[Stored data]
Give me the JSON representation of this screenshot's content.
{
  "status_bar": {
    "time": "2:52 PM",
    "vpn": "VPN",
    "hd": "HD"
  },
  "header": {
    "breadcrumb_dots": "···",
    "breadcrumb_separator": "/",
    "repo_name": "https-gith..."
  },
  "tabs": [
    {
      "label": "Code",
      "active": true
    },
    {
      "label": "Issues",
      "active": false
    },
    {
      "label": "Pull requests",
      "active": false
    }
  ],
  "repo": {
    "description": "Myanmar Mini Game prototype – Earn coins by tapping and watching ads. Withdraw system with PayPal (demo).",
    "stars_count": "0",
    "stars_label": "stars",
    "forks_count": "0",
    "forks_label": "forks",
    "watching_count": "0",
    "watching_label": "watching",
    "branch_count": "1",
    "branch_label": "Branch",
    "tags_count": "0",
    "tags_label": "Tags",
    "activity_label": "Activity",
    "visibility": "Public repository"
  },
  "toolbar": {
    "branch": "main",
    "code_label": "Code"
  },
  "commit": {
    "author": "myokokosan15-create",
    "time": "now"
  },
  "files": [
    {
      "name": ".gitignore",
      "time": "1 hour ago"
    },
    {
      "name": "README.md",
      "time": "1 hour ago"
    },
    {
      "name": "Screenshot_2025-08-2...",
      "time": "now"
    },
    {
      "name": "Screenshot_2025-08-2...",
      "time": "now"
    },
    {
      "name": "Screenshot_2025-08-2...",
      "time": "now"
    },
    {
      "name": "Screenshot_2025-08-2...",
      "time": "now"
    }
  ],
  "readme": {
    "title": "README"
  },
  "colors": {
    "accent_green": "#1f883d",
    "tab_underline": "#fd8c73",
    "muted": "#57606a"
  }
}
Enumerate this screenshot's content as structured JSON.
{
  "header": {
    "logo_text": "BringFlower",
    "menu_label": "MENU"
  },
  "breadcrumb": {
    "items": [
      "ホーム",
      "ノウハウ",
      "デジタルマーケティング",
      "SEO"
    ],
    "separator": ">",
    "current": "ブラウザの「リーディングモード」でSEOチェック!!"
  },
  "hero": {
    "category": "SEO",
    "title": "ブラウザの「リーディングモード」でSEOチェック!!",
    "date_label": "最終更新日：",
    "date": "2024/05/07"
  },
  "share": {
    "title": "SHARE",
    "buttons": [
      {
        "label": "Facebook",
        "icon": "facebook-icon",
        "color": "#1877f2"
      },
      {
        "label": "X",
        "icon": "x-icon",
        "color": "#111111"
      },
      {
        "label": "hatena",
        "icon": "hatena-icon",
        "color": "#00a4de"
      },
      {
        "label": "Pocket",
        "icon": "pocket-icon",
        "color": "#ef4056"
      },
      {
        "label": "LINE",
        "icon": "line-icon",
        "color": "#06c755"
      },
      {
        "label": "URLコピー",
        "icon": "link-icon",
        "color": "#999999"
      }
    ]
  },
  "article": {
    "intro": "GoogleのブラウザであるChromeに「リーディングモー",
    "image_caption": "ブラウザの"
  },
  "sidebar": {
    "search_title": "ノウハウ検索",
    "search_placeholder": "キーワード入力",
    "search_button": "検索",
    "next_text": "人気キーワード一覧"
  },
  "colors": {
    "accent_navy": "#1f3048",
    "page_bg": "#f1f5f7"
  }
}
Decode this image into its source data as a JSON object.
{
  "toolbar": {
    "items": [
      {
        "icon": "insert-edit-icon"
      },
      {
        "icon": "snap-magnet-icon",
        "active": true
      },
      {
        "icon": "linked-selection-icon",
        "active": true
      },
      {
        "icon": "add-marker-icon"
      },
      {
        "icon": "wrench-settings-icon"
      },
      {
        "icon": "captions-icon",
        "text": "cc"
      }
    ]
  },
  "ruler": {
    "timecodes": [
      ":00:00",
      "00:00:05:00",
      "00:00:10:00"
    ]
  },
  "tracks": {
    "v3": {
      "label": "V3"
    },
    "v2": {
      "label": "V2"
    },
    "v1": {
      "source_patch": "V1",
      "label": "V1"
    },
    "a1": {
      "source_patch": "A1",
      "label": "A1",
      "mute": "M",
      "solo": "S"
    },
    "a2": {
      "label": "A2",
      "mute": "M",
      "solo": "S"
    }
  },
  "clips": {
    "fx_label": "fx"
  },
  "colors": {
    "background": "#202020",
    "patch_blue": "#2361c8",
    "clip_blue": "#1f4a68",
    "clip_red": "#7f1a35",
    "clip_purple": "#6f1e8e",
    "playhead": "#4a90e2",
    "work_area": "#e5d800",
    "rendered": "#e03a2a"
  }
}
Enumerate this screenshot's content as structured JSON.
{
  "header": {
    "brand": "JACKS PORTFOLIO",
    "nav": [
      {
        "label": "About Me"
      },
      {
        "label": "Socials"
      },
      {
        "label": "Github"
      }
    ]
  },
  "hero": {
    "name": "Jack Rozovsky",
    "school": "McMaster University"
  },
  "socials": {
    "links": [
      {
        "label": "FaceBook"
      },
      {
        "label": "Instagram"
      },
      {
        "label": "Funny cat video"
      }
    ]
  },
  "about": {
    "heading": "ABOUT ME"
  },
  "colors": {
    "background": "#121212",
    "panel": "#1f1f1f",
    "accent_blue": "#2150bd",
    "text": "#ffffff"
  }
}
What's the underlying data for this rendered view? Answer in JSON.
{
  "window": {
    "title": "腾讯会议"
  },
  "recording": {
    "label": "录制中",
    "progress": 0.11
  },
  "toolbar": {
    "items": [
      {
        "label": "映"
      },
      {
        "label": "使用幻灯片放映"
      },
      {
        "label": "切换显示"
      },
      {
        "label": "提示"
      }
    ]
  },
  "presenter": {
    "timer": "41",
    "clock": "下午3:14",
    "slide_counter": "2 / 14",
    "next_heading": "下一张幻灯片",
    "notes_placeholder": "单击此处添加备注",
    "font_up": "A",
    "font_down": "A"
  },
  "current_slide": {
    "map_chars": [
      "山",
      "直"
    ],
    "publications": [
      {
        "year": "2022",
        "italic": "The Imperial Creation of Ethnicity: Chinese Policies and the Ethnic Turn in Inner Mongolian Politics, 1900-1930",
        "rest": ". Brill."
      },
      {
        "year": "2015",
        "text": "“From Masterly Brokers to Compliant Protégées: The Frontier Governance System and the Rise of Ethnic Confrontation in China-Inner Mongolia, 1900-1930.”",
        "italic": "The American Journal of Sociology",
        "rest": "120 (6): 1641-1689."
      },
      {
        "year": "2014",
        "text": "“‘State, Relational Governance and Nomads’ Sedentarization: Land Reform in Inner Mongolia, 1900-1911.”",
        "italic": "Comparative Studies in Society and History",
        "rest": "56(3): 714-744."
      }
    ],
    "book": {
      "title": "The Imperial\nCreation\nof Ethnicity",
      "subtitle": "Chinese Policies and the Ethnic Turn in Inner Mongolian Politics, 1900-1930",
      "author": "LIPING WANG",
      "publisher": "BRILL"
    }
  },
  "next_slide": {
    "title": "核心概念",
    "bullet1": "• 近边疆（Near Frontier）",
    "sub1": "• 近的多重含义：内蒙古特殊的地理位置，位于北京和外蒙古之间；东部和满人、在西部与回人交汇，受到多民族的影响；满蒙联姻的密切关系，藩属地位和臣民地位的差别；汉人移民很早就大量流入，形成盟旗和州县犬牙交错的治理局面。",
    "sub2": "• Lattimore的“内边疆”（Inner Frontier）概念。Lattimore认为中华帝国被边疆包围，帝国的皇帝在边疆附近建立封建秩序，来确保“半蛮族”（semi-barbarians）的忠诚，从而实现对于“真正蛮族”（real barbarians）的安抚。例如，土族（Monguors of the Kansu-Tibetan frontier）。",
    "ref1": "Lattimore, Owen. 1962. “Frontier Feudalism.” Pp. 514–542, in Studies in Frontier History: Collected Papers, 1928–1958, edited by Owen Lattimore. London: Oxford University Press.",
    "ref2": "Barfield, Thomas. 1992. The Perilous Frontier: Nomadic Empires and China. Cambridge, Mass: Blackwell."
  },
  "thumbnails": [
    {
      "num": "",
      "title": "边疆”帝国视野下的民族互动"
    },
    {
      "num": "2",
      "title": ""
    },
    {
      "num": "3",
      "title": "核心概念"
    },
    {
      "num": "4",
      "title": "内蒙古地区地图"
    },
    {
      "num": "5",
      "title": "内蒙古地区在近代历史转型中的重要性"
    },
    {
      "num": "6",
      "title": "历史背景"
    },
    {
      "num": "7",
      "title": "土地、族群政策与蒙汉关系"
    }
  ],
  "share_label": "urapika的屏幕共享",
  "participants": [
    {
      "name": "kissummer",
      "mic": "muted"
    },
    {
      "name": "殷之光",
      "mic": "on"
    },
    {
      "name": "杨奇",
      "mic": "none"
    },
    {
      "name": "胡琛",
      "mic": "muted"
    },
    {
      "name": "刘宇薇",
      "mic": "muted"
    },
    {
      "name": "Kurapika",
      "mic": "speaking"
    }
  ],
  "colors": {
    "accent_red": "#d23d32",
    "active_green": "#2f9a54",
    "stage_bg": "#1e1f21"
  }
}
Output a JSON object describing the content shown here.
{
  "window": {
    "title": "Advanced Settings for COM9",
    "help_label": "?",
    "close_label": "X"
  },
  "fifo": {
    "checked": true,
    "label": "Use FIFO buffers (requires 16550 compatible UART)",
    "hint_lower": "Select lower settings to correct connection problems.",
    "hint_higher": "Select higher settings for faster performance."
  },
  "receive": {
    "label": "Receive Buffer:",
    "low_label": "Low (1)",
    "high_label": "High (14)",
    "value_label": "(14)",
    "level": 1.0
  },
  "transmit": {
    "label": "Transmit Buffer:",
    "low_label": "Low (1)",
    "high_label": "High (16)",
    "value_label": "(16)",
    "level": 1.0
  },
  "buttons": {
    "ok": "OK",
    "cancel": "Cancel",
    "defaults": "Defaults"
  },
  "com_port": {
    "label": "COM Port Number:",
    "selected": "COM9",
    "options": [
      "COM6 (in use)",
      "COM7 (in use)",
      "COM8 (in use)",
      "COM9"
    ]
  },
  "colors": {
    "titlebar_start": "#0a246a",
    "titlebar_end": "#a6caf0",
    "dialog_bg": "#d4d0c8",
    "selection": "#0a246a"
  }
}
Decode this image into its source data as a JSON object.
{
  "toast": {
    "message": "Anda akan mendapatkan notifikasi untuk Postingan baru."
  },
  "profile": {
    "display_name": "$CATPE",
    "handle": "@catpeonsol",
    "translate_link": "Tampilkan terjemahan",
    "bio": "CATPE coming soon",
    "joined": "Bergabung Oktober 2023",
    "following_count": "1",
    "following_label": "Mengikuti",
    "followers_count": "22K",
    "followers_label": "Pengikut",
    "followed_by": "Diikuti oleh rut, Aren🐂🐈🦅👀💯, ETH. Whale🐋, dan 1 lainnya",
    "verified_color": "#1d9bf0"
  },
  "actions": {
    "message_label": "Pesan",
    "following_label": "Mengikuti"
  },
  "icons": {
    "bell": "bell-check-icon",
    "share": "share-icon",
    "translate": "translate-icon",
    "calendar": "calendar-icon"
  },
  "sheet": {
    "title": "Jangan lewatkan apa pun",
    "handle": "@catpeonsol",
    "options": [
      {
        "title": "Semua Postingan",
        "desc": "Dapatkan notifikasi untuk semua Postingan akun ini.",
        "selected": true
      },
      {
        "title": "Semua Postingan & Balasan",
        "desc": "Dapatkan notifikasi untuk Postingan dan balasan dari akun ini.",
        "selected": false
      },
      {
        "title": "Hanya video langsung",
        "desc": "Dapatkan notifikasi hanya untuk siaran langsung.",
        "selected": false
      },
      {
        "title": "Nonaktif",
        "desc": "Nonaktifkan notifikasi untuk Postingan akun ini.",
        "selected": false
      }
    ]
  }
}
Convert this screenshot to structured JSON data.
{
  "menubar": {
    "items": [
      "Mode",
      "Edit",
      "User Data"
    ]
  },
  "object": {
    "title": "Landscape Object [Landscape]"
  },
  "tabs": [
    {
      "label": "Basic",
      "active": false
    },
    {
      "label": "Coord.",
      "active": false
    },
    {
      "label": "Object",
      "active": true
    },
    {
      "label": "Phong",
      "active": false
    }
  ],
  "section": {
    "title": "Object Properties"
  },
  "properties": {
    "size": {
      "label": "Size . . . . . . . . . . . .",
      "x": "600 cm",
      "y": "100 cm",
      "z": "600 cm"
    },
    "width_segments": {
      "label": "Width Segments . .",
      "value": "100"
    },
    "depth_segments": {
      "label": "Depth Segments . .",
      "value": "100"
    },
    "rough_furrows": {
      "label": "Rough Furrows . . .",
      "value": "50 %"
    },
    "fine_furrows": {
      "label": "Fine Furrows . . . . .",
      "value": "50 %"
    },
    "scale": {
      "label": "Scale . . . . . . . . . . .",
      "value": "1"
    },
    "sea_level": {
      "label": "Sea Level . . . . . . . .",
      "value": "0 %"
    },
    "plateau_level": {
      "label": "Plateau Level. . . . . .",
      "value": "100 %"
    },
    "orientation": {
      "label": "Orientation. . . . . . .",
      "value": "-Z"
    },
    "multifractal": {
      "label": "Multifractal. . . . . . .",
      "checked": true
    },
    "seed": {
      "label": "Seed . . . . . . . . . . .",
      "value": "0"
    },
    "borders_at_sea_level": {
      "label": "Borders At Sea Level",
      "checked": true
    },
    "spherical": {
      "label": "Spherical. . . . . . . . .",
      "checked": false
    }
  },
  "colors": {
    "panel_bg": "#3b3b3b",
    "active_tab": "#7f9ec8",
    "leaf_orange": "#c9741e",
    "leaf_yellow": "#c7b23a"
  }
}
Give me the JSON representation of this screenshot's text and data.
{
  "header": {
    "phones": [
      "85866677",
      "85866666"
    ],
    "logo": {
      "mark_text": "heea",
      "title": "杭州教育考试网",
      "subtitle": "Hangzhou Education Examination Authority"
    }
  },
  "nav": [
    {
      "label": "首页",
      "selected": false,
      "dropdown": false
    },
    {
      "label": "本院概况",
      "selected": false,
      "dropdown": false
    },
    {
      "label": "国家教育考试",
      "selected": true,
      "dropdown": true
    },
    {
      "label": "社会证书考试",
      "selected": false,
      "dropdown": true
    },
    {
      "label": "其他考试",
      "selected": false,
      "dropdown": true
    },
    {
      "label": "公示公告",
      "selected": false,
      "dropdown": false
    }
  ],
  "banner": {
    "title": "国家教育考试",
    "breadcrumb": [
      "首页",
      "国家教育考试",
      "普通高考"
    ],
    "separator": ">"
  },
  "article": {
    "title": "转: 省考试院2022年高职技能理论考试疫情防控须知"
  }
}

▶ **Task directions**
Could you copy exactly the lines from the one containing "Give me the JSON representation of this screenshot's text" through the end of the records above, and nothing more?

▶ **Answer below**
Give me the JSON representation of this screenshot's text and data.
{
  "header": {
    "phones": [
      "85866677",
      "85866666"
    ],
    "logo": {
      "mark_text": "heea",
      "title": "杭州教育考试网",
      "subtitle": "Hangzhou Education Examination Authority"
    }
  },
  "nav": [
    {
      "label": "首页",
      "selected": false,
      "dropdown": false
    },
    {
      "label": "本院概况",
      "selected": false,
      "dropdown": false
    },
    {
      "label": "国家教育考试",
      "selected": true,
      "dropdown": true
    },
    {
      "label": "社会证书考试",
      "selected": false,
      "dropdown": true
    },
    {
      "label": "其他考试",
      "selected": false,
      "dropdown": true
    },
    {
      "label": "公示公告",
      "selected": false,
      "dropdown": false
    }
  ],
  "banner": {
    "title": "国家教育考试",
    "breadcrumb": [
      "首页",
      "国家教育考试",
      "普通高考"
    ],
    "separator": ">"
  },
  "article": {
    "title": "转: 省考试院2022年高职技能理论考试疫情防控须知"
  }
}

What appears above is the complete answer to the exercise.